This piece was first written at Angry Bear blog.
by Rebecca Wilder
With the (roughly) 11% decline in US equities year-to-date, talk of a US recession has resurfaced. Through mid August, the high frequency economic indicators point to further weakness, rather than a double dip.
In my view, whether or not the US is IN a recession - defined as the coincident variables followed by the NBER (.xls) are turning downward - is really a moot point for a good chunk of the working-aged population. It probably 'feels' like the economy never exited recession to many.
As an aside, it would be difficult for the US economy to actually ENTER a contractionary phase right now, since the cyclical forces that normally drag the US into recession - inventories, auto sales, and housing - are at severely depressed levels. Confidence (or lack thereof) can reduce domestic spending and investment - it's in this respect that the losses in equity equity markets are important. It takes time for shocks to work their way into the economic data. Nevertheless, high frequency indicators do not point to recession...for now.
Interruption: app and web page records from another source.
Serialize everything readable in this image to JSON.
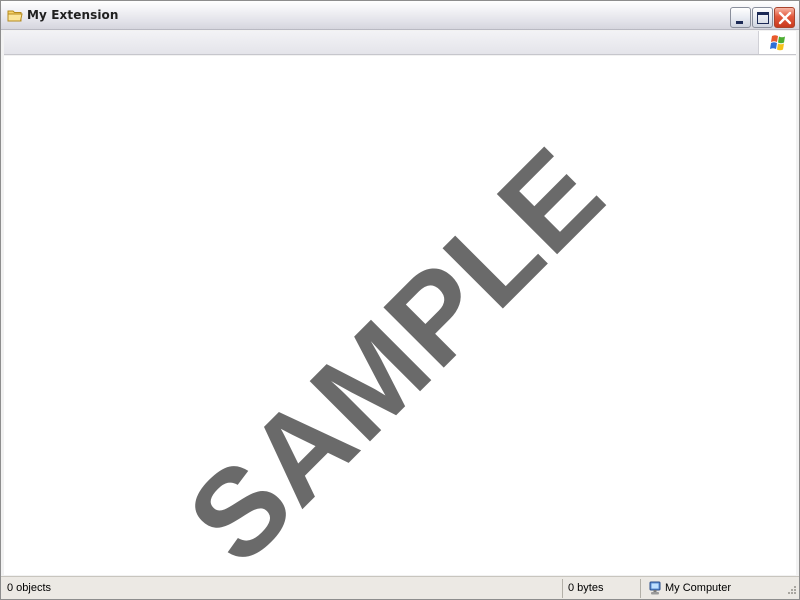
{
  "window": {
    "title": "My Extension",
    "title_icon": "folder-icon"
  },
  "caption_buttons": {
    "minimize_icon": "minimize-icon",
    "maximize_icon": "maximize-icon",
    "close_icon": "close-icon"
  },
  "toolbar": {
    "throbber_icon": "windows-flag-icon"
  },
  "content": {
    "watermark": "SAMPLE"
  },
  "statusbar": {
    "objects": "0 objects",
    "bytes": "0 bytes",
    "zone": "My Computer",
    "zone_icon": "my-computer-icon"
  },
  "colors": {
    "close_button": "#d9472b",
    "watermark": "#6a6a6a"
  }
}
Claims are elevated but ticked up last week. If claims do not fall back in coming weeks, the unemployment rate will rise again. This could indicate the outset of a contracting economy.
Weekly diesel production shows an increase in transportation activity (please see this post for an explanation of the data).
The demand for diesel (in real barrels per day) recovered, rising at a rate of roughly 15% annually for each of the weeks of July 29 and August 05. Annual growth declined to -3% in the week of August 12; but this series (even in annual growth rates) is highly volatile, and the 4 week moving average of annual growth decelerated only mildly, from 7% to 6%.
Finally, daily Treasury tax receipts are slowing but growth remains positive.
The chart illustrates the annual growth rate of the 30-day rolling sum of daily withholding receipts for income and employment tax payments. This series proxies the health of the labor market. Spanning the last three months, the annual growth rate decelerated to 4% (May 18 through August 18 this year compared to the same period last year) from 4.6% in the three months previous. There's no indication of a contraction in tax receipt activity, but a further trend downward in the pace of tax receipt gains would turn some heads.
Nothing to indicate a contraction in the high-frequency data; but the deceleration is worrisome, given that consumers must 'earn' their consumption rather than 'borrow' for consumption. I don't feel particularly positive about the state of the US economy. Neither does Mark Thoma.